The morning of the thirteenth of February, which the readers of this authentic narrative know, as well as we do, to have been the day immediately preceding that which was appointed for the trial of Mrs. Bardells action, was a busy time for Mr. Samuel Weller, who was perpetually engaged in travelling from the George and Vulture to Mr. Perkers chambers and back again, from and between the hours of nine oclock in the morning and two in the afternoon, both inclusive. Not that there was anything whatever to be done, for the consultation had taken place, and the course of proceeding to be adopted, had been finally determined on; but Mr. Pickwick being in a most extreme state of excitement, persevered in constantly sending small notes to his attorney, merely containing the inquiry, Dear Perker. Is all going on well? to which Mr. Perker invariably forwarded the reply, Dear Pickwick. As well as possible; the fact being, as we have already hinted, that there was nothing whatever to go on, either well or ill, until the sitting of the court on the following morning. But people who go voluntarily to law, or are taken forcibly there, for the first time, may be allowed to labour under some temporary irritation and anxiety; and Sam, with a due allowance for the frailties of human nature, obeyed all his masters behests with that imperturbable good-humour and unruffable composure which formed one of his most striking and amiable characteristics.
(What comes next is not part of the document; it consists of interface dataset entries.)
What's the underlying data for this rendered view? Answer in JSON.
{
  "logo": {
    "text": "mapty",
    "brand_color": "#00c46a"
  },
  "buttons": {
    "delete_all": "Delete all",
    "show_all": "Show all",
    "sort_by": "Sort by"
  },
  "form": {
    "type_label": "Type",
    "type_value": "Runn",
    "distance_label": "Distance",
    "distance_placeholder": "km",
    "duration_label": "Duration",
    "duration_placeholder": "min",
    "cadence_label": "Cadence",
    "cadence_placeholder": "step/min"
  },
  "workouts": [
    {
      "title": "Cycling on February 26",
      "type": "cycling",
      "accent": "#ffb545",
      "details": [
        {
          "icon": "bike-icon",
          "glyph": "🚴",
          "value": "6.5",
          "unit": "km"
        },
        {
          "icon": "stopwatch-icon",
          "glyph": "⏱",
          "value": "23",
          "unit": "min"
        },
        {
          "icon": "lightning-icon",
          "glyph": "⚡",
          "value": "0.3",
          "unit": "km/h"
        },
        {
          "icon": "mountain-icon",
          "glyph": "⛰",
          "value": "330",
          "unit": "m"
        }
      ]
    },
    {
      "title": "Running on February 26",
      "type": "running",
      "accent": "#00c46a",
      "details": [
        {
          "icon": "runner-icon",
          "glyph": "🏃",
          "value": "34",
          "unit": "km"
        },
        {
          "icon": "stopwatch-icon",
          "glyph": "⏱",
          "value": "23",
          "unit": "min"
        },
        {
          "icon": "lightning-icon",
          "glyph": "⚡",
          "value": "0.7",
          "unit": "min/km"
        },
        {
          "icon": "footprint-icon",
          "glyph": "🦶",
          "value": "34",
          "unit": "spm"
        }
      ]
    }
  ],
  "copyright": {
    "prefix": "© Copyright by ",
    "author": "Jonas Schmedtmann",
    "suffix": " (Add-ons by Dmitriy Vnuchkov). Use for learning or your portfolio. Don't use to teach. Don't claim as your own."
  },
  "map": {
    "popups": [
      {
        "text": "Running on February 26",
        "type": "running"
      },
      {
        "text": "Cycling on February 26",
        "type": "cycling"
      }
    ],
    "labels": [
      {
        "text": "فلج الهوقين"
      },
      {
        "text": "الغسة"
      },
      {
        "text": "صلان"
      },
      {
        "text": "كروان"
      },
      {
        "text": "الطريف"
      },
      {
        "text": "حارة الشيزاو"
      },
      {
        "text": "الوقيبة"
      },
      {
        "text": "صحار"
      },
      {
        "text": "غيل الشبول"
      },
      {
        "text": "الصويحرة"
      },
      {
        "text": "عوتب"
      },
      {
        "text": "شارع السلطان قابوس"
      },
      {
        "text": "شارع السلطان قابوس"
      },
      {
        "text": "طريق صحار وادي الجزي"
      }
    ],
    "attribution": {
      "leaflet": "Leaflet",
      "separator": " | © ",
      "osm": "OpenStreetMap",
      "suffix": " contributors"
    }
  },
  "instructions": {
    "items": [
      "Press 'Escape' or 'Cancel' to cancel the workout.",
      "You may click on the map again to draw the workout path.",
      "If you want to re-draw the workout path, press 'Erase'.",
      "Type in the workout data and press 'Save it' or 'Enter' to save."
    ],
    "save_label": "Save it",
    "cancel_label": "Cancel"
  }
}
Sam had solaced himself with a most agreeable little dinner, and was waiting at the bar for the glass of warm mixture in which Mr. Pickwick had requested him to drown the fatigues of his mornings walks,

The Pickwick Papers page 217        The Pickwick Papers page 219